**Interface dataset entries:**
********
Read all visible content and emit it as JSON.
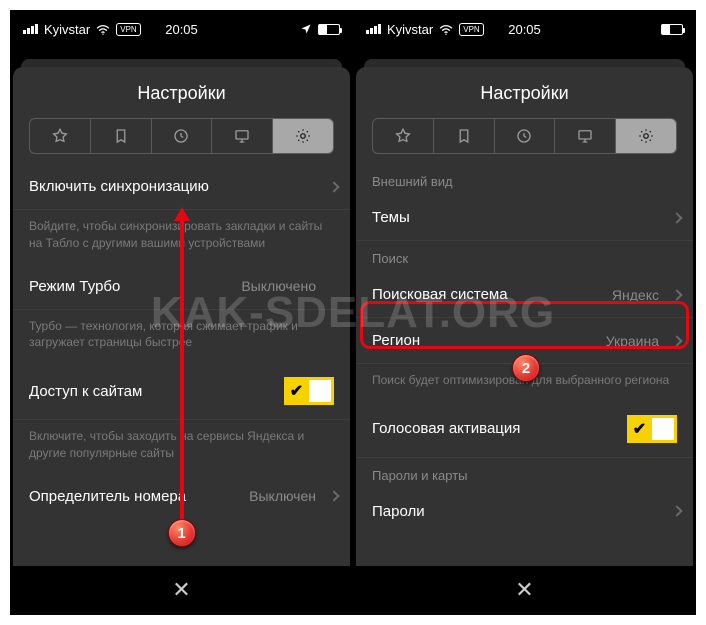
{
  "watermark": "KAK-SDELAT.ORG",
  "status": {
    "carrier": "Kyivstar",
    "vpn": "VPN",
    "time": "20:05"
  },
  "header": "Настройки",
  "tabs": {
    "star": "star-icon",
    "bookmark": "bookmark-icon",
    "history": "history-icon",
    "display": "display-icon",
    "gear": "gear-icon"
  },
  "left": {
    "sync": {
      "label": "Включить синхронизацию"
    },
    "sync_desc": "Войдите, чтобы синхронизировать закладки и сайты на Табло с другими вашими устройствами",
    "turbo": {
      "label": "Режим Турбо",
      "value": "Выключено"
    },
    "turbo_desc": "Турбо — технология, которая сжимает трафик и загружает страницы быстрее",
    "access": {
      "label": "Доступ к сайтам"
    },
    "access_desc": "Включите, чтобы заходить на сервисы Яндекса и другие популярные сайты",
    "callerid": {
      "label": "Определитель номера",
      "value": "Выключен"
    }
  },
  "right": {
    "sections": {
      "appearance": "Внешний вид",
      "search": "Поиск",
      "passwords": "Пароли и карты"
    },
    "themes": {
      "label": "Темы"
    },
    "search_engine": {
      "label": "Поисковая система",
      "value": "Яндекс"
    },
    "region": {
      "label": "Регион",
      "value": "Украина"
    },
    "region_desc": "Поиск будет оптимизирован для выбранного региона",
    "voice": {
      "label": "Голосовая активация"
    },
    "passwords_row": {
      "label": "Пароли"
    }
  },
  "steps": {
    "one": "1",
    "two": "2"
  },
  "close": "✕"
}
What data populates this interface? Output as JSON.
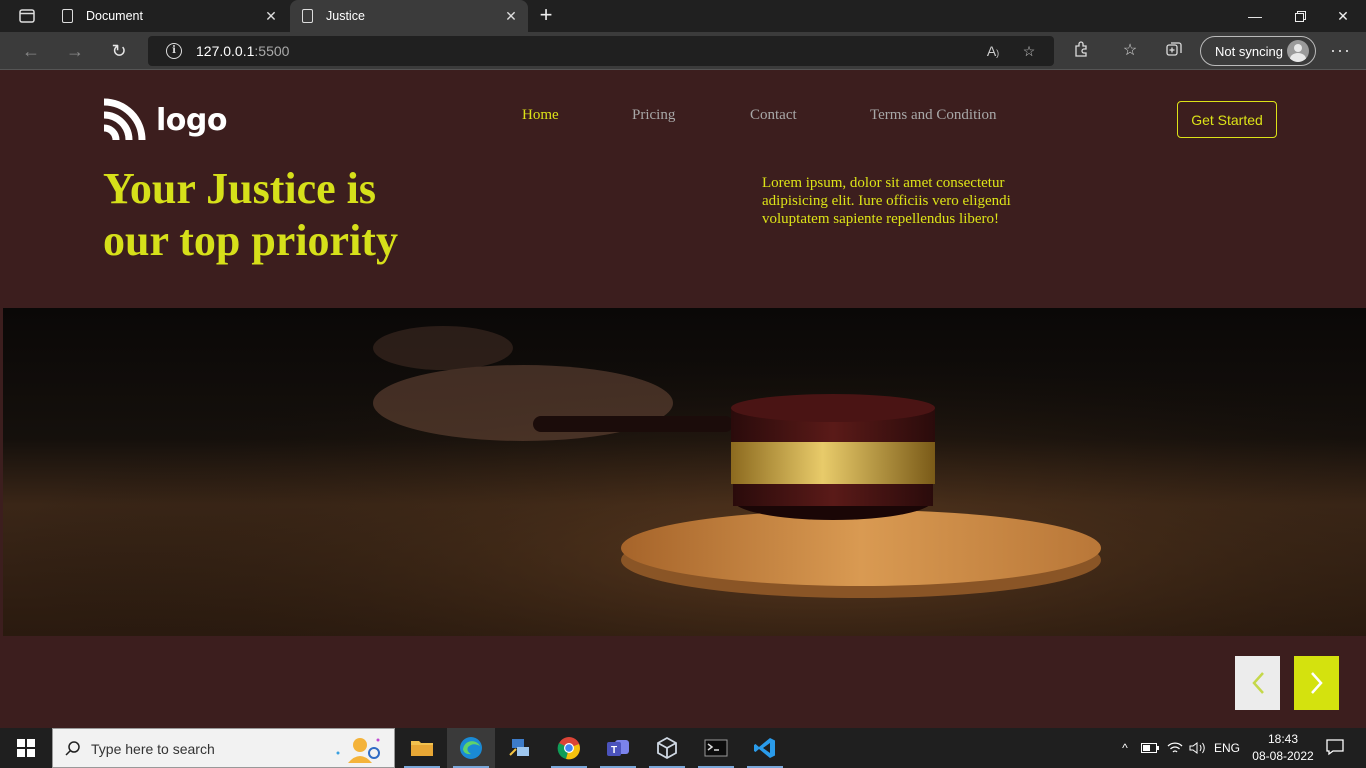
{
  "browser": {
    "tabs": [
      {
        "title": "Document"
      },
      {
        "title": "Justice"
      }
    ],
    "url_host": "127.0.0.1",
    "url_port": ":5500",
    "sync_label": "Not syncing"
  },
  "site": {
    "logo_text": "logo",
    "nav": [
      {
        "label": "Home",
        "active": true
      },
      {
        "label": "Pricing"
      },
      {
        "label": "Contact"
      },
      {
        "label": "Terms and Condition"
      }
    ],
    "cta_label": "Get Started",
    "hero_title": "Your Justice is our top priority",
    "hero_text": "Lorem ipsum, dolor sit amet consectetur adipisicing elit. Iure officiis vero eligendi voluptatem sapiente repellendus libero!",
    "colors": {
      "background": "#3c1e1e",
      "accent": "#dce318"
    }
  },
  "taskbar": {
    "search_placeholder": "Type here to search",
    "language": "ENG",
    "time": "18:43",
    "date": "08-08-2022"
  }
}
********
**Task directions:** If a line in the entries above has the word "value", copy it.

**Result for this task:**
      "value": "Выключено"
      "value": "Выключен"
      "value": "Яндекс"
      "value": "Украина"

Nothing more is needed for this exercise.